◆ Task requirements
In the entries below, find the string "this" and return each line holding it.

◆ Record set
* * * * * * * * *

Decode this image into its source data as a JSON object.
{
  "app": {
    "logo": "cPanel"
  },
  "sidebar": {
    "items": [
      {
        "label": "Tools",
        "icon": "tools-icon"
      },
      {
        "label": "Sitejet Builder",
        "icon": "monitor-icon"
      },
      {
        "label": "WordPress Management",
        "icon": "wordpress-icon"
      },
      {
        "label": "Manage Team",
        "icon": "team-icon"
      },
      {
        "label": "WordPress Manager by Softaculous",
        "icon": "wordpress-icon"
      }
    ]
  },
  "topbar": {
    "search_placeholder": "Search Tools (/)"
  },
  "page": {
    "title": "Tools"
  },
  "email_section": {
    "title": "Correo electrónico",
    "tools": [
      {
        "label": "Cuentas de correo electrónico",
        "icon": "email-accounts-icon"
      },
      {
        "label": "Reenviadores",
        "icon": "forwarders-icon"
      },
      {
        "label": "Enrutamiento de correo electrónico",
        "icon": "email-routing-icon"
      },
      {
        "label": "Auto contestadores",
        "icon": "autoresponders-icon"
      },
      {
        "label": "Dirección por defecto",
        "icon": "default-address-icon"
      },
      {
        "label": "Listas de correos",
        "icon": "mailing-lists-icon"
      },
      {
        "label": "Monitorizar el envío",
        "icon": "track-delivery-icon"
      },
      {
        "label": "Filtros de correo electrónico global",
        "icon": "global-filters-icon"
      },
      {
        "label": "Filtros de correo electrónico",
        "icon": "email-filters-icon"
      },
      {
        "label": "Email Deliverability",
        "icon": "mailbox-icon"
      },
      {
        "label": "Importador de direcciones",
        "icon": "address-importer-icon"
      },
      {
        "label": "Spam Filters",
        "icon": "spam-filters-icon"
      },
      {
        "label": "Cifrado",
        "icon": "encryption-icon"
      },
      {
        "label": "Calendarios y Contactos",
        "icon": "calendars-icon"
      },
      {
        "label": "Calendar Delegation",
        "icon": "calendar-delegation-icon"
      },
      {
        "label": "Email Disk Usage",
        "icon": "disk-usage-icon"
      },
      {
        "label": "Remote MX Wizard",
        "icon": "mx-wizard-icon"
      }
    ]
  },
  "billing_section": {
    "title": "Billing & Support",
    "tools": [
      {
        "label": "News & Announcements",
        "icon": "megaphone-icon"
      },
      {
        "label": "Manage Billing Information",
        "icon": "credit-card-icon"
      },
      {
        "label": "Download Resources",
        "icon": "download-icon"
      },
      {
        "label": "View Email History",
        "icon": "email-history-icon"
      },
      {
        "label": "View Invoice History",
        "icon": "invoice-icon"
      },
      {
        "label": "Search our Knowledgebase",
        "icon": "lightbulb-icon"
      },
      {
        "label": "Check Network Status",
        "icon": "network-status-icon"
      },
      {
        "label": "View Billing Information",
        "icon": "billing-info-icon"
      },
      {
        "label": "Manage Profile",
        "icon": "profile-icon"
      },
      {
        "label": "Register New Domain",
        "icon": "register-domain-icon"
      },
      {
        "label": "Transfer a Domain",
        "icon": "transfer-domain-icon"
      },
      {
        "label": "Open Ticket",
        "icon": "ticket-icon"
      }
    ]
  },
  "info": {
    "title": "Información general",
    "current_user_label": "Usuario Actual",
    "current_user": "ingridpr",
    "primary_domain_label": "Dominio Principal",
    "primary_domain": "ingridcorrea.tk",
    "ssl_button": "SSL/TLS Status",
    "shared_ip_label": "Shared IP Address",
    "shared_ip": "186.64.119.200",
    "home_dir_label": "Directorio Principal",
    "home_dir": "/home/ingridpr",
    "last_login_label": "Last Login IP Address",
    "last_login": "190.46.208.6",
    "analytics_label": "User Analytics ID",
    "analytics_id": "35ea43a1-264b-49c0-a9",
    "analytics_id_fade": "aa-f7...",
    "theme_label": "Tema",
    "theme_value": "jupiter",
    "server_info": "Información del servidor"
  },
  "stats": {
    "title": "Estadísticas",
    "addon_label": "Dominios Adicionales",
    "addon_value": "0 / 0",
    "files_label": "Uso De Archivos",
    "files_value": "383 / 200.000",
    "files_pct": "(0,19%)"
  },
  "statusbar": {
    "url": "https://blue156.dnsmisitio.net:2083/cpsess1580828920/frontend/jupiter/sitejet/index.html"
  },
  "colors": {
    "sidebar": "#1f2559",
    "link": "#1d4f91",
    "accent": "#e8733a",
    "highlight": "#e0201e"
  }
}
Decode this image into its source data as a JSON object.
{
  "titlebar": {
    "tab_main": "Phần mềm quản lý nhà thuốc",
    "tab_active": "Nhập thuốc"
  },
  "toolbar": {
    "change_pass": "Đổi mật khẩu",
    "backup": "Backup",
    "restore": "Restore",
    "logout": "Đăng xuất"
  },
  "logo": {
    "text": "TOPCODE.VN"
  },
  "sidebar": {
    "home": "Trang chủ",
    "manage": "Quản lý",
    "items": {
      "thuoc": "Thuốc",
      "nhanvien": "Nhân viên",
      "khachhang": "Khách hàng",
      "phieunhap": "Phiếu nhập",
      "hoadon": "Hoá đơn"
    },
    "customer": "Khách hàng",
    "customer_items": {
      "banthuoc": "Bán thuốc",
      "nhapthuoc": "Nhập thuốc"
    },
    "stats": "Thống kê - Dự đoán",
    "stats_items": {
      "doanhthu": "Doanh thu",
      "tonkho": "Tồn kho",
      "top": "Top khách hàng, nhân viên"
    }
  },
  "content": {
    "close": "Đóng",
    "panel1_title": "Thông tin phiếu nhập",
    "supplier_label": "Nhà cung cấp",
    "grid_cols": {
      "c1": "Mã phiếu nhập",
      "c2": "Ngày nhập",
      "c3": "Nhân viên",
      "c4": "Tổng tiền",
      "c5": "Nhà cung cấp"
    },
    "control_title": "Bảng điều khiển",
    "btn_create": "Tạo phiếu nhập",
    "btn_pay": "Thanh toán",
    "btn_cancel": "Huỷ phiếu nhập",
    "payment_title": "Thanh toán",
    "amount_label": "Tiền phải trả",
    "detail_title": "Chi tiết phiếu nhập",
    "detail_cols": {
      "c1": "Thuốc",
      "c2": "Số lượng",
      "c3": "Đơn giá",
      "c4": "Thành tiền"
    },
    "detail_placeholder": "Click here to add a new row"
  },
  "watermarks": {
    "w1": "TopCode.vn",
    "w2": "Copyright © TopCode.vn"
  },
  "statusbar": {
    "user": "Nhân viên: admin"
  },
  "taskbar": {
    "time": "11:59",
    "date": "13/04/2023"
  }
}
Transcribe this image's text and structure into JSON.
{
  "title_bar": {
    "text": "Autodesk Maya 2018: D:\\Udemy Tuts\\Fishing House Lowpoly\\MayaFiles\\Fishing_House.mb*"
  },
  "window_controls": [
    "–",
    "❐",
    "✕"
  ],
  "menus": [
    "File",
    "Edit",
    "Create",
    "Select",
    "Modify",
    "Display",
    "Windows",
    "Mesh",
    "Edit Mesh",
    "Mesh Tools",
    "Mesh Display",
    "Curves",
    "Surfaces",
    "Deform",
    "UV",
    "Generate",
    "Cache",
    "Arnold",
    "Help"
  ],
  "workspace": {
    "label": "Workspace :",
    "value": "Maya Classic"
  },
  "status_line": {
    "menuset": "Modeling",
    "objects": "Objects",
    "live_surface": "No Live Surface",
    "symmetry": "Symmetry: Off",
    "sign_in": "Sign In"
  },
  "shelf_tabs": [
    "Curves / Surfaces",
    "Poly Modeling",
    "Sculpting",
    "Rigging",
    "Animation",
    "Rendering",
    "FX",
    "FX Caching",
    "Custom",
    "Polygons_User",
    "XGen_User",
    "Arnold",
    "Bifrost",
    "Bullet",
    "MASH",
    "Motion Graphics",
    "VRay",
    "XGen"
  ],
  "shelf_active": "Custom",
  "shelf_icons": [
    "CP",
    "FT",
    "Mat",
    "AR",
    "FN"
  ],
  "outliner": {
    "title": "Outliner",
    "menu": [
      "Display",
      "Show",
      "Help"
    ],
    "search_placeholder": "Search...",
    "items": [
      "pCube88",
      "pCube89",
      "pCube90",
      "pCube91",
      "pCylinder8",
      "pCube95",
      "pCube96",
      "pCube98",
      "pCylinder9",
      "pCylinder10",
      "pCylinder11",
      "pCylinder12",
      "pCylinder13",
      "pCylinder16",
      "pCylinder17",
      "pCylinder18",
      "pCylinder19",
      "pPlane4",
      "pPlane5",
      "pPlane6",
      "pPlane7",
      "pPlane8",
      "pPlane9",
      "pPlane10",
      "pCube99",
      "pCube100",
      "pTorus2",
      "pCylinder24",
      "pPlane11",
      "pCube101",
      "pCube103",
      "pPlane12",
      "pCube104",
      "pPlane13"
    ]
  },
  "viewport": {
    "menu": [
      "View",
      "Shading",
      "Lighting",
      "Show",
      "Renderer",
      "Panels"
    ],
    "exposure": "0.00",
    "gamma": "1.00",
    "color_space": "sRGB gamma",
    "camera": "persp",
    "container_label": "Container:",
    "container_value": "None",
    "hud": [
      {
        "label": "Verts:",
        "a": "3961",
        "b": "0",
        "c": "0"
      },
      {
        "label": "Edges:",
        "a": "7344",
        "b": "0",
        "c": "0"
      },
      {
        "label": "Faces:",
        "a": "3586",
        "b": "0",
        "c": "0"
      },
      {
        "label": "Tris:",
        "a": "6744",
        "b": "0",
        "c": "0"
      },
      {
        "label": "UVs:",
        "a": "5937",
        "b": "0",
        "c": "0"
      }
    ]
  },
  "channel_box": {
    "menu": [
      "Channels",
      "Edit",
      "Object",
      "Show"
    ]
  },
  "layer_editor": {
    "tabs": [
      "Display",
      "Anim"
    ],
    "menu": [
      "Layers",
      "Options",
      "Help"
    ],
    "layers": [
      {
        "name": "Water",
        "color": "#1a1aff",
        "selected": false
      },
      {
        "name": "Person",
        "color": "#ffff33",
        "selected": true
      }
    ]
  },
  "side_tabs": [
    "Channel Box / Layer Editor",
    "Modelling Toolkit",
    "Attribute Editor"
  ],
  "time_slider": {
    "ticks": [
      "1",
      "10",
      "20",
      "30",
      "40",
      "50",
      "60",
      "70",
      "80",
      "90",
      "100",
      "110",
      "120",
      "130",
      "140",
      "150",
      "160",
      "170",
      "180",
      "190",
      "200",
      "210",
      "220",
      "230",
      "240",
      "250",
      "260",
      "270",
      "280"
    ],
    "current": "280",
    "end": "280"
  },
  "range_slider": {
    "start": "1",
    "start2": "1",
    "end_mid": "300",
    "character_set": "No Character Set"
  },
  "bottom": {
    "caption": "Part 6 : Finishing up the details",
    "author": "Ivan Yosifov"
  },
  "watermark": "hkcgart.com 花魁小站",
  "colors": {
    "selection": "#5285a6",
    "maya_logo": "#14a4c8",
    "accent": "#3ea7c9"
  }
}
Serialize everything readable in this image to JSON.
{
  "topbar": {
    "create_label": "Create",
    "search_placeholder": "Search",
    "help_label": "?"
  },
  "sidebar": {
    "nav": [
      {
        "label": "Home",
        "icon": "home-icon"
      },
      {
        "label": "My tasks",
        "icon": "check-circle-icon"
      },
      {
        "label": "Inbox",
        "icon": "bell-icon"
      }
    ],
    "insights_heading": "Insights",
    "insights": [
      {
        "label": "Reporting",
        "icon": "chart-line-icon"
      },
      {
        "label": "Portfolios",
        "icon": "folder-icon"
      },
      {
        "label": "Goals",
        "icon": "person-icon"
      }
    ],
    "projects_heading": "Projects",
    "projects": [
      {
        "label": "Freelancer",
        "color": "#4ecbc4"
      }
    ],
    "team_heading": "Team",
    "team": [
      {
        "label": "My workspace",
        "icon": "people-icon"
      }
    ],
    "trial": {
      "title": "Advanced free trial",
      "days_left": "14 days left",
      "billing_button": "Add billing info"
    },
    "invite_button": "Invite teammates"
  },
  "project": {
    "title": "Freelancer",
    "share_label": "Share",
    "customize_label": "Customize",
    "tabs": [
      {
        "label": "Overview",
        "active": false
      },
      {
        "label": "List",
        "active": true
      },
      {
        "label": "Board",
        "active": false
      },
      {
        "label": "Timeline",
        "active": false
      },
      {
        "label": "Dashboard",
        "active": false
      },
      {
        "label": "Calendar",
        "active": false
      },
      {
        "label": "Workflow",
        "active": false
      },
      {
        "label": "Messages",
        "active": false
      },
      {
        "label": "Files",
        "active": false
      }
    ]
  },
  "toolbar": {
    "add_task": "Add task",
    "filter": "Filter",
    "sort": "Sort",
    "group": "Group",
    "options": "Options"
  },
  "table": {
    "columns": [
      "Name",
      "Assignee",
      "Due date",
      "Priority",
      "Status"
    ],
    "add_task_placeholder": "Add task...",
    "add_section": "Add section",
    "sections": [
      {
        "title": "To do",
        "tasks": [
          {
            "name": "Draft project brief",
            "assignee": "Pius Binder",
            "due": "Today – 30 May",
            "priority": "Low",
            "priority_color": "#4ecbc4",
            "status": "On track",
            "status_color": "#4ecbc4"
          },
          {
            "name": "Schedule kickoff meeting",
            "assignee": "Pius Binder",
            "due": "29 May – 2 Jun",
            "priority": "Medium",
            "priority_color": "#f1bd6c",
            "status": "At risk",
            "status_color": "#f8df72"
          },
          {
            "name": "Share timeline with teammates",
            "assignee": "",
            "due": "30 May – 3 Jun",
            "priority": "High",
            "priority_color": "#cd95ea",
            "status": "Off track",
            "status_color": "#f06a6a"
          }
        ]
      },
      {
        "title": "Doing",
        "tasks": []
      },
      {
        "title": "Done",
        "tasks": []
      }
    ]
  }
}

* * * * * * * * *

◆ Exercise result
Decode this image into its source data as a JSON object.
Decode this image into its source data as a JSON object.
Transcribe this image's text and structure into JSON.
Serialize everything readable in this image to JSON.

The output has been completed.